ACTION ITEM:
Each record that follows should be duplicated exactly, except for its pictures.
[Start of section]
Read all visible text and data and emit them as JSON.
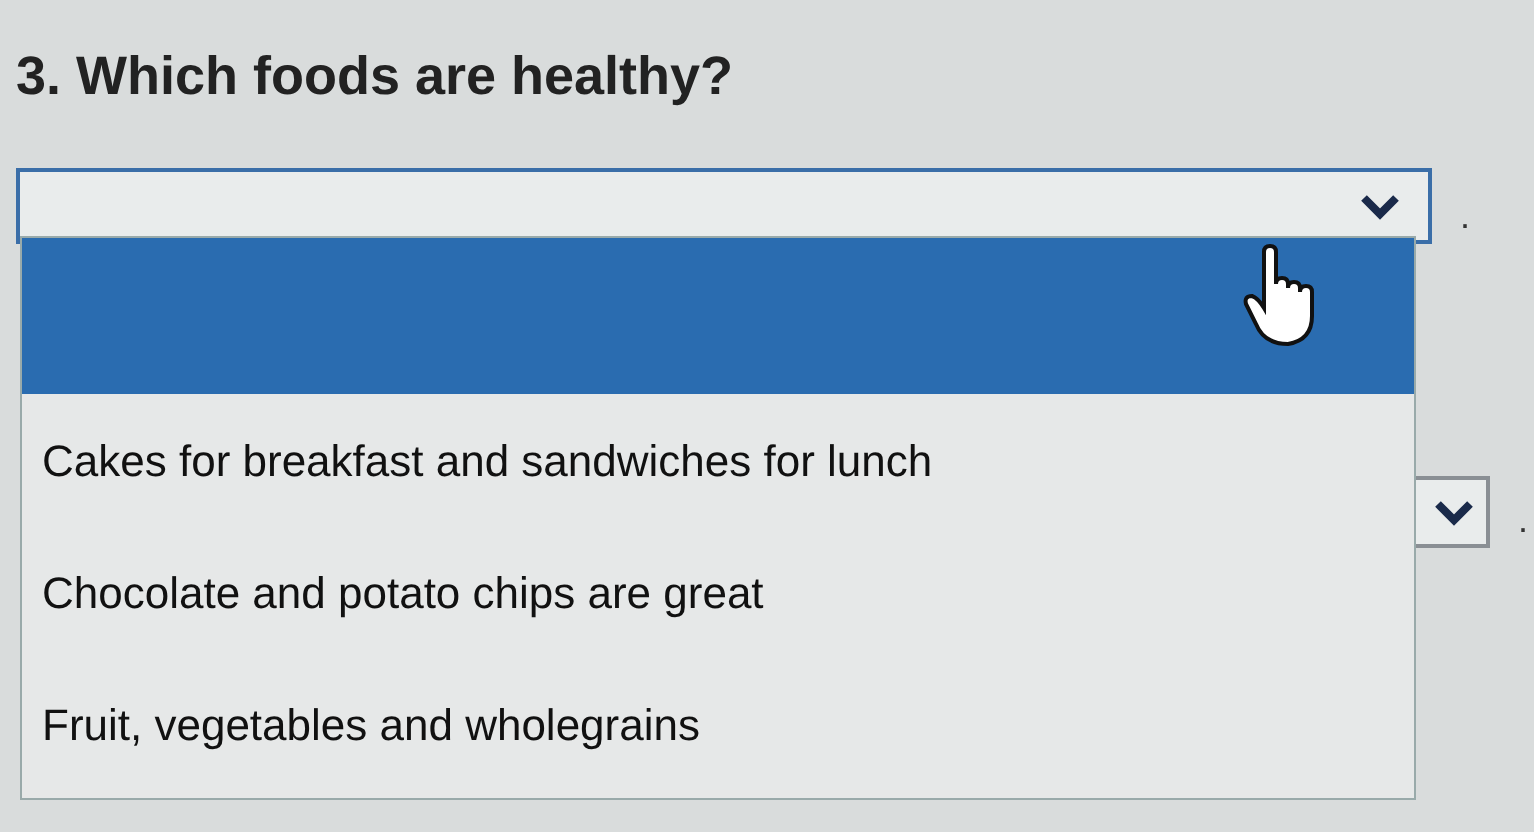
{
  "question": {
    "title": "3. Which foods are healthy?"
  },
  "select": {
    "expanded": true,
    "after": "."
  },
  "options": [
    {
      "kind": "blank",
      "selected": true
    },
    {
      "kind": "text",
      "label": "Cakes for breakfast and sandwiches for lunch",
      "selected": false
    },
    {
      "kind": "text",
      "label": "Chocolate and potato chips are great",
      "selected": false
    },
    {
      "kind": "text",
      "label": "Fruit, vegetables and wholegrains",
      "selected": false
    }
  ],
  "next_select": {
    "after": "."
  }
}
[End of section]
WRITTEN REPLY:
Read all visible text and data and emit them as JSON.
{
  "question": {
    "title": "3. Which foods are healthy?"
  },
  "select": {
    "expanded": true,
    "after": "."
  },
  "options": [
    {
      "kind": "blank",
      "selected": true
    },
    {
      "kind": "text",
      "label": "Cakes for breakfast and sandwiches for lunch",
      "selected": false
    },
    {
      "kind": "text",
      "label": "Chocolate and potato chips are great",
      "selected": false
    },
    {
      "kind": "text",
      "label": "Fruit, vegetables and wholegrains",
      "selected": false
    }
  ],
  "next_select": {
    "after": "."
  }
}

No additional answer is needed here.